Barry, the legendary St. Bernard, is probably the museum’s most famous exhibit. The loyal rescue dog lived over 200 years ago in a hospice on the Great St. Bernard Pass and was involved in many mountain rescues. In 2014, Barry’s heroic acts were honored with his own permanent exhibition – including a golden display cabinet.

Historical Animal Diorama

Bone examination with large animal dioramas

The museum displays an exciting selection of mammals and birds in their natural habitats using around 220 artistically designed showcases. The attractive exhibition takes the audience along on a journey through Africa, Asia, Alaska and the Swiss Alps. From lions, gorillas and gazelles to ibexes, Alpine ptarmigans and little owls and on to polar bears and seals, this is a place where you can admire and enjoy everything that flies, creeps, swims and walks.

The colorful diversity of the invertebrates amazes young and old visitors alike; beautiful beetles lie beside iridescent butterflies, with rare shells next to exotic snails and fossils from ancient times. In addition to the four-legged hero, Barry, and the African large animal diorama, the bone display with a 23-meter-long fin whale skeleton is another important centerpiece at the museum.

Pictures, graphics, photo documentations, sound samples, animation and light shows complement the multifaceted exhibition and enable visitors of all ages to experience the display. By the way, children can explore the exhibition spaces on their own. The museum provides families with a free discovery suitcase. Filled with tricky riddles, suitable matching games and specimens that can be prodded and poked, it transforms a museum visit into a fun scientific experience.

The versatile Discovery Corner on the second floor is ideal for older children, as is the Geo Lab with binoculars, rock samples and experiment boxes on the level above.

Meteorites, Giant Crystals and Diamonds

Magnificent pieces in the basement of the Natural History Museum Bern

The basement level introduces visitors to a tremendous collection of minerals. The impressive and sensationally clear giant crystals from the Planggenstock mountain never fail to attract attention. Discovered in 2005 by two rock crystal hunters, Franz von Arx and Paul von Känel, today they sparkle and shine in the “Treasure Chamber” of the Natural History Museum. The crowning jewel of the exhibition is the uniquely structured, 300-kilogram group of crystals, which slowly revolves around its own axis.

  • Admission
    Adults CHF 12.00
    Students, AHV/IV pensioners, groups of 10 or more CHF 10.00
    Members of the Natural History Museum Association CHF 4.00
    Kids and youth (16 years & under), schools Admission free
  • Naturhistorisches Museum

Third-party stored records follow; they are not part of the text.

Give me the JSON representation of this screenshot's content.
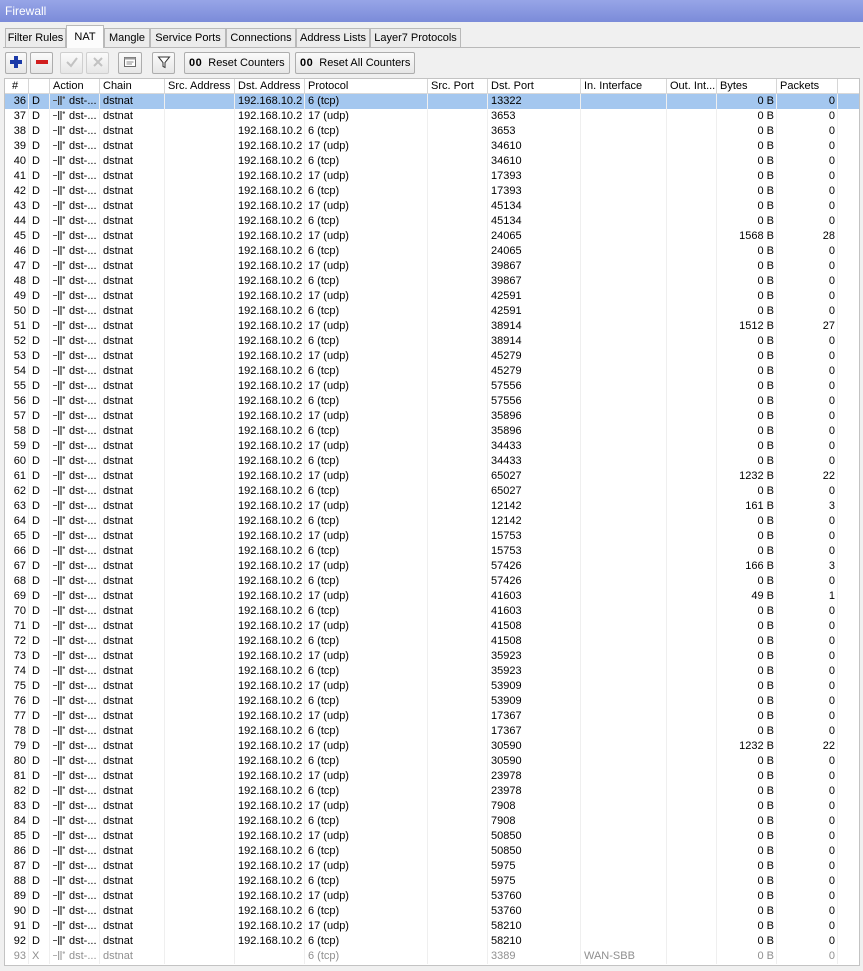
{
  "window": {
    "title": "Firewall"
  },
  "tabs": [
    "Filter Rules",
    "NAT",
    "Mangle",
    "Service Ports",
    "Connections",
    "Address Lists",
    "Layer7 Protocols"
  ],
  "active_tab": "NAT",
  "toolbar": {
    "add_icon": "plus-icon",
    "remove_icon": "minus-icon",
    "enable_icon": "check-icon",
    "disable_icon": "x-icon",
    "comment_icon": "comment-icon",
    "filter_icon": "filter-icon",
    "reset_counters": {
      "prefix": "00",
      "label": "Reset Counters"
    },
    "reset_all_counters": {
      "prefix": "00",
      "label": "Reset All Counters"
    }
  },
  "table": {
    "columns": [
      "#",
      "",
      "Action",
      "Chain",
      "Src. Address",
      "Dst. Address",
      "Protocol",
      "Src. Port",
      "Dst. Port",
      "In. Interface",
      "Out. Int...",
      "Bytes",
      "Packets"
    ],
    "action_icon": "dst-nat-icon",
    "selected_row": "36",
    "rows": [
      [
        "36",
        "D",
        "dst-...",
        "dstnat",
        "",
        "192.168.10.2",
        "6 (tcp)",
        "",
        "13322",
        "",
        "",
        "0 B",
        "0"
      ],
      [
        "37",
        "D",
        "dst-...",
        "dstnat",
        "",
        "192.168.10.2",
        "17 (udp)",
        "",
        "3653",
        "",
        "",
        "0 B",
        "0"
      ],
      [
        "38",
        "D",
        "dst-...",
        "dstnat",
        "",
        "192.168.10.2",
        "6 (tcp)",
        "",
        "3653",
        "",
        "",
        "0 B",
        "0"
      ],
      [
        "39",
        "D",
        "dst-...",
        "dstnat",
        "",
        "192.168.10.2",
        "17 (udp)",
        "",
        "34610",
        "",
        "",
        "0 B",
        "0"
      ],
      [
        "40",
        "D",
        "dst-...",
        "dstnat",
        "",
        "192.168.10.2",
        "6 (tcp)",
        "",
        "34610",
        "",
        "",
        "0 B",
        "0"
      ],
      [
        "41",
        "D",
        "dst-...",
        "dstnat",
        "",
        "192.168.10.2",
        "17 (udp)",
        "",
        "17393",
        "",
        "",
        "0 B",
        "0"
      ],
      [
        "42",
        "D",
        "dst-...",
        "dstnat",
        "",
        "192.168.10.2",
        "6 (tcp)",
        "",
        "17393",
        "",
        "",
        "0 B",
        "0"
      ],
      [
        "43",
        "D",
        "dst-...",
        "dstnat",
        "",
        "192.168.10.2",
        "17 (udp)",
        "",
        "45134",
        "",
        "",
        "0 B",
        "0"
      ],
      [
        "44",
        "D",
        "dst-...",
        "dstnat",
        "",
        "192.168.10.2",
        "6 (tcp)",
        "",
        "45134",
        "",
        "",
        "0 B",
        "0"
      ],
      [
        "45",
        "D",
        "dst-...",
        "dstnat",
        "",
        "192.168.10.2",
        "17 (udp)",
        "",
        "24065",
        "",
        "",
        "1568 B",
        "28"
      ],
      [
        "46",
        "D",
        "dst-...",
        "dstnat",
        "",
        "192.168.10.2",
        "6 (tcp)",
        "",
        "24065",
        "",
        "",
        "0 B",
        "0"
      ],
      [
        "47",
        "D",
        "dst-...",
        "dstnat",
        "",
        "192.168.10.2",
        "17 (udp)",
        "",
        "39867",
        "",
        "",
        "0 B",
        "0"
      ],
      [
        "48",
        "D",
        "dst-...",
        "dstnat",
        "",
        "192.168.10.2",
        "6 (tcp)",
        "",
        "39867",
        "",
        "",
        "0 B",
        "0"
      ],
      [
        "49",
        "D",
        "dst-...",
        "dstnat",
        "",
        "192.168.10.2",
        "17 (udp)",
        "",
        "42591",
        "",
        "",
        "0 B",
        "0"
      ],
      [
        "50",
        "D",
        "dst-...",
        "dstnat",
        "",
        "192.168.10.2",
        "6 (tcp)",
        "",
        "42591",
        "",
        "",
        "0 B",
        "0"
      ],
      [
        "51",
        "D",
        "dst-...",
        "dstnat",
        "",
        "192.168.10.2",
        "17 (udp)",
        "",
        "38914",
        "",
        "",
        "1512 B",
        "27"
      ],
      [
        "52",
        "D",
        "dst-...",
        "dstnat",
        "",
        "192.168.10.2",
        "6 (tcp)",
        "",
        "38914",
        "",
        "",
        "0 B",
        "0"
      ],
      [
        "53",
        "D",
        "dst-...",
        "dstnat",
        "",
        "192.168.10.2",
        "17 (udp)",
        "",
        "45279",
        "",
        "",
        "0 B",
        "0"
      ],
      [
        "54",
        "D",
        "dst-...",
        "dstnat",
        "",
        "192.168.10.2",
        "6 (tcp)",
        "",
        "45279",
        "",
        "",
        "0 B",
        "0"
      ],
      [
        "55",
        "D",
        "dst-...",
        "dstnat",
        "",
        "192.168.10.2",
        "17 (udp)",
        "",
        "57556",
        "",
        "",
        "0 B",
        "0"
      ],
      [
        "56",
        "D",
        "dst-...",
        "dstnat",
        "",
        "192.168.10.2",
        "6 (tcp)",
        "",
        "57556",
        "",
        "",
        "0 B",
        "0"
      ],
      [
        "57",
        "D",
        "dst-...",
        "dstnat",
        "",
        "192.168.10.2",
        "17 (udp)",
        "",
        "35896",
        "",
        "",
        "0 B",
        "0"
      ],
      [
        "58",
        "D",
        "dst-...",
        "dstnat",
        "",
        "192.168.10.2",
        "6 (tcp)",
        "",
        "35896",
        "",
        "",
        "0 B",
        "0"
      ],
      [
        "59",
        "D",
        "dst-...",
        "dstnat",
        "",
        "192.168.10.2",
        "17 (udp)",
        "",
        "34433",
        "",
        "",
        "0 B",
        "0"
      ],
      [
        "60",
        "D",
        "dst-...",
        "dstnat",
        "",
        "192.168.10.2",
        "6 (tcp)",
        "",
        "34433",
        "",
        "",
        "0 B",
        "0"
      ],
      [
        "61",
        "D",
        "dst-...",
        "dstnat",
        "",
        "192.168.10.2",
        "17 (udp)",
        "",
        "65027",
        "",
        "",
        "1232 B",
        "22"
      ],
      [
        "62",
        "D",
        "dst-...",
        "dstnat",
        "",
        "192.168.10.2",
        "6 (tcp)",
        "",
        "65027",
        "",
        "",
        "0 B",
        "0"
      ],
      [
        "63",
        "D",
        "dst-...",
        "dstnat",
        "",
        "192.168.10.2",
        "17 (udp)",
        "",
        "12142",
        "",
        "",
        "161 B",
        "3"
      ],
      [
        "64",
        "D",
        "dst-...",
        "dstnat",
        "",
        "192.168.10.2",
        "6 (tcp)",
        "",
        "12142",
        "",
        "",
        "0 B",
        "0"
      ],
      [
        "65",
        "D",
        "dst-...",
        "dstnat",
        "",
        "192.168.10.2",
        "17 (udp)",
        "",
        "15753",
        "",
        "",
        "0 B",
        "0"
      ],
      [
        "66",
        "D",
        "dst-...",
        "dstnat",
        "",
        "192.168.10.2",
        "6 (tcp)",
        "",
        "15753",
        "",
        "",
        "0 B",
        "0"
      ],
      [
        "67",
        "D",
        "dst-...",
        "dstnat",
        "",
        "192.168.10.2",
        "17 (udp)",
        "",
        "57426",
        "",
        "",
        "166 B",
        "3"
      ],
      [
        "68",
        "D",
        "dst-...",
        "dstnat",
        "",
        "192.168.10.2",
        "6 (tcp)",
        "",
        "57426",
        "",
        "",
        "0 B",
        "0"
      ],
      [
        "69",
        "D",
        "dst-...",
        "dstnat",
        "",
        "192.168.10.2",
        "17 (udp)",
        "",
        "41603",
        "",
        "",
        "49 B",
        "1"
      ],
      [
        "70",
        "D",
        "dst-...",
        "dstnat",
        "",
        "192.168.10.2",
        "6 (tcp)",
        "",
        "41603",
        "",
        "",
        "0 B",
        "0"
      ],
      [
        "71",
        "D",
        "dst-...",
        "dstnat",
        "",
        "192.168.10.2",
        "17 (udp)",
        "",
        "41508",
        "",
        "",
        "0 B",
        "0"
      ],
      [
        "72",
        "D",
        "dst-...",
        "dstnat",
        "",
        "192.168.10.2",
        "6 (tcp)",
        "",
        "41508",
        "",
        "",
        "0 B",
        "0"
      ],
      [
        "73",
        "D",
        "dst-...",
        "dstnat",
        "",
        "192.168.10.2",
        "17 (udp)",
        "",
        "35923",
        "",
        "",
        "0 B",
        "0"
      ],
      [
        "74",
        "D",
        "dst-...",
        "dstnat",
        "",
        "192.168.10.2",
        "6 (tcp)",
        "",
        "35923",
        "",
        "",
        "0 B",
        "0"
      ],
      [
        "75",
        "D",
        "dst-...",
        "dstnat",
        "",
        "192.168.10.2",
        "17 (udp)",
        "",
        "53909",
        "",
        "",
        "0 B",
        "0"
      ],
      [
        "76",
        "D",
        "dst-...",
        "dstnat",
        "",
        "192.168.10.2",
        "6 (tcp)",
        "",
        "53909",
        "",
        "",
        "0 B",
        "0"
      ],
      [
        "77",
        "D",
        "dst-...",
        "dstnat",
        "",
        "192.168.10.2",
        "17 (udp)",
        "",
        "17367",
        "",
        "",
        "0 B",
        "0"
      ],
      [
        "78",
        "D",
        "dst-...",
        "dstnat",
        "",
        "192.168.10.2",
        "6 (tcp)",
        "",
        "17367",
        "",
        "",
        "0 B",
        "0"
      ],
      [
        "79",
        "D",
        "dst-...",
        "dstnat",
        "",
        "192.168.10.2",
        "17 (udp)",
        "",
        "30590",
        "",
        "",
        "1232 B",
        "22"
      ],
      [
        "80",
        "D",
        "dst-...",
        "dstnat",
        "",
        "192.168.10.2",
        "6 (tcp)",
        "",
        "30590",
        "",
        "",
        "0 B",
        "0"
      ],
      [
        "81",
        "D",
        "dst-...",
        "dstnat",
        "",
        "192.168.10.2",
        "17 (udp)",
        "",
        "23978",
        "",
        "",
        "0 B",
        "0"
      ],
      [
        "82",
        "D",
        "dst-...",
        "dstnat",
        "",
        "192.168.10.2",
        "6 (tcp)",
        "",
        "23978",
        "",
        "",
        "0 B",
        "0"
      ],
      [
        "83",
        "D",
        "dst-...",
        "dstnat",
        "",
        "192.168.10.2",
        "17 (udp)",
        "",
        "7908",
        "",
        "",
        "0 B",
        "0"
      ],
      [
        "84",
        "D",
        "dst-...",
        "dstnat",
        "",
        "192.168.10.2",
        "6 (tcp)",
        "",
        "7908",
        "",
        "",
        "0 B",
        "0"
      ],
      [
        "85",
        "D",
        "dst-...",
        "dstnat",
        "",
        "192.168.10.2",
        "17 (udp)",
        "",
        "50850",
        "",
        "",
        "0 B",
        "0"
      ],
      [
        "86",
        "D",
        "dst-...",
        "dstnat",
        "",
        "192.168.10.2",
        "6 (tcp)",
        "",
        "50850",
        "",
        "",
        "0 B",
        "0"
      ],
      [
        "87",
        "D",
        "dst-...",
        "dstnat",
        "",
        "192.168.10.2",
        "17 (udp)",
        "",
        "5975",
        "",
        "",
        "0 B",
        "0"
      ],
      [
        "88",
        "D",
        "dst-...",
        "dstnat",
        "",
        "192.168.10.2",
        "6 (tcp)",
        "",
        "5975",
        "",
        "",
        "0 B",
        "0"
      ],
      [
        "89",
        "D",
        "dst-...",
        "dstnat",
        "",
        "192.168.10.2",
        "17 (udp)",
        "",
        "53760",
        "",
        "",
        "0 B",
        "0"
      ],
      [
        "90",
        "D",
        "dst-...",
        "dstnat",
        "",
        "192.168.10.2",
        "6 (tcp)",
        "",
        "53760",
        "",
        "",
        "0 B",
        "0"
      ],
      [
        "91",
        "D",
        "dst-...",
        "dstnat",
        "",
        "192.168.10.2",
        "17 (udp)",
        "",
        "58210",
        "",
        "",
        "0 B",
        "0"
      ],
      [
        "92",
        "D",
        "dst-...",
        "dstnat",
        "",
        "192.168.10.2",
        "6 (tcp)",
        "",
        "58210",
        "",
        "",
        "0 B",
        "0"
      ],
      [
        "93",
        "X",
        "dst-...",
        "dstnat",
        "",
        "",
        "6 (tcp)",
        "",
        "3389",
        "WAN-SBB",
        "",
        "0 B",
        "0"
      ]
    ]
  },
  "colors": {
    "title_bar": "#7b8bd9",
    "selected_row": "#a4c7ef",
    "disabled_text": "#8f8f8f",
    "add_icon": "#1b3aa8",
    "remove_icon": "#d11f1f"
  }
}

    Bernastrasse 15
    3005 Bern

    T +41 31 350 71 11

    Website Directions

Receive free entry to every museum in the city of Bern

Museum Card

More info

You might also like